Written by , on May 15, 2012

Scientists at the University of Western Sydney have embarked on a large-scale study of how the natural environment would cope with the atmospheric conditions which are expected if if no significant action is taken to reduce carbon emissions. The centrepiece of the study is six fibreglass and steel ring structures 28 metres high and 25 […]  Read more »

More Accurate Measures of Melting Icecaps

Written by , on February 15, 2012

U.S. scientists using satellite data have established a more accurate figure of the amount of annual sea level rise from melting glaciers and ice caps. There are more than 160,000 glaciers and ice caps worldwide but annual changes in mass have been directly measured for only 120 of them and, in most cases, only within […]  Read more »

Our Latest YouTube Video

Written by , on January 26, 2012

A new GreenBiz Cafe video is now on YouTube. Take a look:  Read more »

In 2011 …

Written by , on December 31, 2011

Just in case you’re still not sure that the climate is behaving a little strangely, in 2011: Greenhouse gases rose to record levels; Temperatures were the 11th highest ever recorded; The Arctic Sea ice melt almost equalled the 2007 record; The world had its 300th consecutive month of above average temperatures; North America experienced massive […]  Read more »

New Climate Model Claimed To Be More Accurate

Written by , on December 1, 2011

A study published in Science journal, claims to have narrowed the range by which the world’s temperature can be expected to rise with a doubling of carbon dioxide concentrations from pre-industrial levels. Earlier studies, including the Intergovernmental Panel on Climate Change’s (IPCC) 2007 report, have precicted a rise of between 2.0°C and 4.5°C, with a […]  Read more »

New Research Estimates Larger Sea Level Rise

Written by , on May 9, 2011

In 2007, the IPCC projected a maximum sea level rise of 59 centimetres by 2100. The IPCC acknowledged that this was likely to be an under-estimate because understanding of the processes happening on ice sheets was inadequate to enable reliable estimates to be made. A team of researchers led by Eric Rignot from Nasa’s Jet […]  Read more »

Greenland Ice Sheet Not Slipping into the Sea

Written by , on January 27, 2011

Until now, it had been thought that melting ice could form a slippy layer at the bottonm of the Greenland ice sheet causing it to slide rapidly into the sea. Now, a study by Professor Andrew Shepherd of the University of Leeds, has shown that this is not happening.

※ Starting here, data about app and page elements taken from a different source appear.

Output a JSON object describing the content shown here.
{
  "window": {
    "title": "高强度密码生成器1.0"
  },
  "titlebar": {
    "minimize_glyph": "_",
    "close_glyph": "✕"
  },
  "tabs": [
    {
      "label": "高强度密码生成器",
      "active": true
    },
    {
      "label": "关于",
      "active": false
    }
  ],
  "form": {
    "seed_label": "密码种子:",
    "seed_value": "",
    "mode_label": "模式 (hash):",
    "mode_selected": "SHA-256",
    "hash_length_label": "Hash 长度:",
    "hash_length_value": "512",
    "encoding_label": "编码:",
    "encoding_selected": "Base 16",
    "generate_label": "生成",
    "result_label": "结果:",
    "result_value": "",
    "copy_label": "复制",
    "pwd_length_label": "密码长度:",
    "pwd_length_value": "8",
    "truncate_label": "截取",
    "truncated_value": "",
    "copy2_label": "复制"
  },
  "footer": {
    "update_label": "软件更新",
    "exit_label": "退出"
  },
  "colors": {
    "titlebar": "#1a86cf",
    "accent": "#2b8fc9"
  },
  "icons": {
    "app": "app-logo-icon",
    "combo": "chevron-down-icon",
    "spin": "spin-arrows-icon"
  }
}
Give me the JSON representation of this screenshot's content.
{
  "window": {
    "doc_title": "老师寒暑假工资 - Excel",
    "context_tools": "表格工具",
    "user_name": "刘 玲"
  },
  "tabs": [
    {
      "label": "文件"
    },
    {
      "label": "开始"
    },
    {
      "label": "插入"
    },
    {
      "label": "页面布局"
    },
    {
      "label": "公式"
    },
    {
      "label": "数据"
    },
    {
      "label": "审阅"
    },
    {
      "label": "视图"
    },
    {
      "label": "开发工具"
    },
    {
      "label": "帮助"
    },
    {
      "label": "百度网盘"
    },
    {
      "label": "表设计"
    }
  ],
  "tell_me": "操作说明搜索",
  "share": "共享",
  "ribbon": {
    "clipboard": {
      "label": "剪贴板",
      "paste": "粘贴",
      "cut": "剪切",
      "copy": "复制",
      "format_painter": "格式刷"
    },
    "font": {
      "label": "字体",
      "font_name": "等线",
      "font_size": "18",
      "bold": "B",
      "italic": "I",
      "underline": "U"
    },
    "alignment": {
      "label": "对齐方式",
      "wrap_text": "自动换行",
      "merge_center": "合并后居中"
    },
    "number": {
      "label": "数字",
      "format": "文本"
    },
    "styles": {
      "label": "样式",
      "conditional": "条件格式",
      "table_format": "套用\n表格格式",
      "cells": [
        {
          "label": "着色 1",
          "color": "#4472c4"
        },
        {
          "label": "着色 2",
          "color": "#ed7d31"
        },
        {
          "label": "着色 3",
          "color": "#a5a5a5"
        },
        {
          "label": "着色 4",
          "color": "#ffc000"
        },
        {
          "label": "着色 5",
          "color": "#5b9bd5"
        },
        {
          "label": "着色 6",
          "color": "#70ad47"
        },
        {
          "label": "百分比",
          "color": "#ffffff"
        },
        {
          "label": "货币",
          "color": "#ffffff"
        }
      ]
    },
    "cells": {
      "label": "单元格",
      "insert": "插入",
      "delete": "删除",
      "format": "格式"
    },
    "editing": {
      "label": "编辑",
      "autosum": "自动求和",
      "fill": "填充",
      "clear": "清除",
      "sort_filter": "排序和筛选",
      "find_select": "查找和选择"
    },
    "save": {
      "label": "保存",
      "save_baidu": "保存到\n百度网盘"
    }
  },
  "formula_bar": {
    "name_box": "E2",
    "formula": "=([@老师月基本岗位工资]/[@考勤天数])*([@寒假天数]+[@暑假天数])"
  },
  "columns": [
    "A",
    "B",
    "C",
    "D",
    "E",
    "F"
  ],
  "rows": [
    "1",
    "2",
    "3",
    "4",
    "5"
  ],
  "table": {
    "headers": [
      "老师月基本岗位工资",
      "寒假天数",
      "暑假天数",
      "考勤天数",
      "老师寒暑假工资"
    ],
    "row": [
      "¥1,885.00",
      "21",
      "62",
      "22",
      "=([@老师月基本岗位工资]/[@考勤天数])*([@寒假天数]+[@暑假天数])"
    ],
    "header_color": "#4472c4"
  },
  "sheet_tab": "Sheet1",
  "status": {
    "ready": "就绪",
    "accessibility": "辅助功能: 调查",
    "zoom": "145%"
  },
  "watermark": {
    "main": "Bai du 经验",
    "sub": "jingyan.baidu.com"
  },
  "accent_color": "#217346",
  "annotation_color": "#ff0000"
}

Professor Shepherd’s team used satellite imagery […]  Read more »

Global Temperatures Continue to Rise

Written by , on January 13, 2011

NASA’s Goddard Institute for Space Studies, the UK Met Office Hadley Centre and the US National Oceanic and Atmospheric Administration’s National Climatic Data Center have all reported that 2010 was the warmest year (equally with 2005) since global records were begun in 1880. This is NASA‘s updated graph of global temperatures from 1880 to 2010.  Read more »